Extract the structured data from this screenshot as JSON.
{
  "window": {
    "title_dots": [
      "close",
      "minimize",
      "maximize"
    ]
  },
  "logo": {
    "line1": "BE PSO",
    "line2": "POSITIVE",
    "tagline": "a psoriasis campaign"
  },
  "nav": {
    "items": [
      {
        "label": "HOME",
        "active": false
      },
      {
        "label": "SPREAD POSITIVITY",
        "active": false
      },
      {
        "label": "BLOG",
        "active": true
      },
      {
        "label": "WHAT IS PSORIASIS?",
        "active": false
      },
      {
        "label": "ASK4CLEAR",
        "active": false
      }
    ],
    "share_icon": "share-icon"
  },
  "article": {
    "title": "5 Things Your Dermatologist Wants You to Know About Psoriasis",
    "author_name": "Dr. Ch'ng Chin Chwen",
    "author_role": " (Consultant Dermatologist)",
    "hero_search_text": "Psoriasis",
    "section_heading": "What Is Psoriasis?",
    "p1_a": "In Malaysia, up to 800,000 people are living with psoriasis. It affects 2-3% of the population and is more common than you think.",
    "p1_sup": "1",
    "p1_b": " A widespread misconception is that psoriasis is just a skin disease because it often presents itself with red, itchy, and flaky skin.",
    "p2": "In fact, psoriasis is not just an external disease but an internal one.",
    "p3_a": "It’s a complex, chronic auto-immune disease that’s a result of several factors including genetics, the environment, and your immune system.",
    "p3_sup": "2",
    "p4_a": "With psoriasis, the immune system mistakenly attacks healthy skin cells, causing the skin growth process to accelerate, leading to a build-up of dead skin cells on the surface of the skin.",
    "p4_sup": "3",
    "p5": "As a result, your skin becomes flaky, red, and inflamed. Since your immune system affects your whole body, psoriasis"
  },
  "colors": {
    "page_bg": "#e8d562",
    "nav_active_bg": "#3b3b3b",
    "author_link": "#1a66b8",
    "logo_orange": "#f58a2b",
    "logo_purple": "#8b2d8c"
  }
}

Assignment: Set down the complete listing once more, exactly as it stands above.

Response to this task:
Extract the structured data from this screenshot as JSON.
{
  "window": {
    "title_dots": [
      "close",
      "minimize",
      "maximize"
    ]
  },
  "logo": {
    "line1": "BE PSO",
    "line2": "POSITIVE",
    "tagline": "a psoriasis campaign"
  },
  "nav": {
    "items": [
      {
        "label": "HOME",
        "active": false
      },
      {
        "label": "SPREAD POSITIVITY",
        "active": false
      },
      {
        "label": "BLOG",
        "active": true
      },
      {
        "label": "WHAT IS PSORIASIS?",
        "active": false
      },
      {
        "label": "ASK4CLEAR",
        "active": false
      }
    ],
    "share_icon": "share-icon"
  },
  "article": {
    "title": "5 Things Your Dermatologist Wants You to Know About Psoriasis",
    "author_name": "Dr. Ch'ng Chin Chwen",
    "author_role": " (Consultant Dermatologist)",
    "hero_search_text": "Psoriasis",
    "section_heading": "What Is Psoriasis?",
    "p1_a": "In Malaysia, up to 800,000 people are living with psoriasis. It affects 2-3% of the population and is more common than you think.",
    "p1_sup": "1",
    "p1_b": " A widespread misconception is that psoriasis is just a skin disease because it often presents itself with red, itchy, and flaky skin.",
    "p2": "In fact, psoriasis is not just an external disease but an internal one.",
    "p3_a": "It’s a complex, chronic auto-immune disease that’s a result of several factors including genetics, the environment, and your immune system.",
    "p3_sup": "2",
    "p4_a": "With psoriasis, the immune system mistakenly attacks healthy skin cells, causing the skin growth process to accelerate, leading to a build-up of dead skin cells on the surface of the skin.",
    "p4_sup": "3",
    "p5": "As a result, your skin becomes flaky, red, and inflamed. Since your immune system affects your whole body, psoriasis"
  },
  "colors": {
    "page_bg": "#e8d562",
    "nav_active_bg": "#3b3b3b",
    "author_link": "#1a66b8",
    "logo_orange": "#f58a2b",
    "logo_purple": "#8b2d8c"
  }
}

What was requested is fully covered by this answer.